Object Detection & Identification

Hi all,

I have been implementing an algorithm for object detection and tracking.

As I wanted to enable object re-identification, I have read some papers, but while watching the lecture in which Jeremy explained style transfer principle, I started to wonder if it would be possible to uniquely identify an object by observing the output of a certain group of kernels or dense layers, without additional mechanisms such as path prediction, explicit pose estimation or measuring distance between objects on consecutive frames.

For example, when I observed the video in which a girl walked around the store, picked the shoes and then sat down to put the shoes on, at some point while sitting, she was classified as a dog (probably because from that camera angle her long hair covered a major part of the body) and therefore after being classified as a person again, in current simple algorithm for people counting that I use, the counter value has been incremented.

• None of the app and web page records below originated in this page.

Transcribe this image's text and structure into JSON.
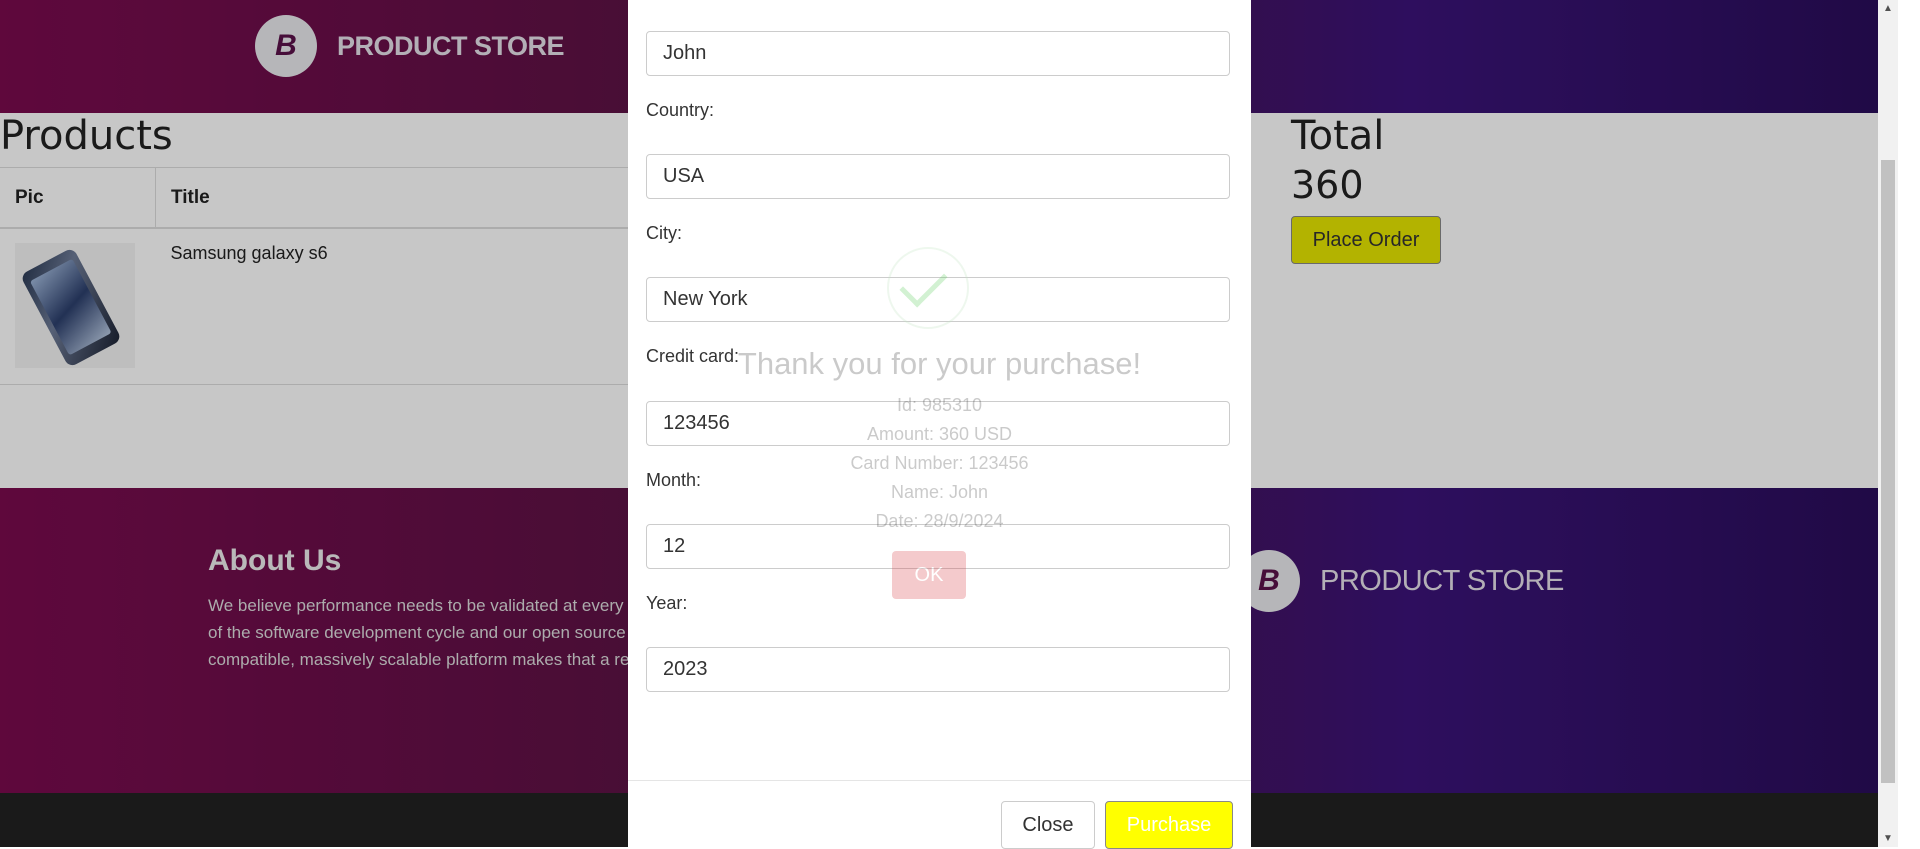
{
  "header": {
    "brand": "PRODUCT STORE",
    "logo_letter": "B"
  },
  "products": {
    "title": "Products",
    "columns": [
      "Pic",
      "Title"
    ],
    "rows": [
      {
        "title": "Samsung galaxy s6"
      }
    ]
  },
  "total": {
    "label": "Total",
    "value": "360",
    "place_order": "Place Order"
  },
  "footer": {
    "about_title": "About Us",
    "about_text": "We believe performance needs to be validated at every stage of the software development cycle and our open source compatible, massively scalable platform makes that a reality.",
    "brand": "PRODUCT STORE",
    "logo_letter": "B"
  },
  "form": {
    "name_value": "John",
    "country_label": "Country:",
    "country_value": "USA",
    "city_label": "City:",
    "city_value": "New York",
    "card_label": "Credit card:",
    "card_value": "123456",
    "month_label": "Month:",
    "month_value": "12",
    "year_label": "Year:",
    "year_value": "2023",
    "close_label": "Close",
    "purchase_label": "Purchase"
  },
  "success": {
    "title": "Thank you for your purchase!",
    "id": "Id: 985310",
    "amount": "Amount: 360 USD",
    "card": "Card Number: 123456",
    "name": "Name: John",
    "date": "Date: 28/9/2024",
    "ok": "OK"
  },
  "colors": {
    "purchase_button": "#ffff00",
    "place_order": "#e6e600",
    "ok_button": "#d9444a"
  }
}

Anyway, intuitively, the problem seems trivial, the papers I have read so far suggest adding additional complex mechanisms, but perhaps some values before the final layer contain information that is not that much affected by pose in this case (e.g. hair color, skin color, dress type) and could serve well to re-identify the object throughout frame sequence or various cameras.

Has anyone implemented anything that might be relevant to object identification by observing the outputs of the certain layer or noticed any interesting article?

Thank you.

I haven’t seen object trackers that work without specialized algorithms like Kalman filters.

It might be possible to use activations of the previous layer. That would be a 3D tensor (HxWxN where N is a number of feature maps. You could extract feature map values from a cell that correspond to the bounding box where an object was found and treat it as a feature vector. One complication is that it can encode more than one object if multiple objects were detected in the same cell. There could also be some information in the neighboring cells.

If you work with a video, maybe it makes more sense to build a model that gets multiple consecutive video frames as an input and detects objects in the last frame? It seems more straightforward to train and it may produce better results than post-processing of individual frame detections.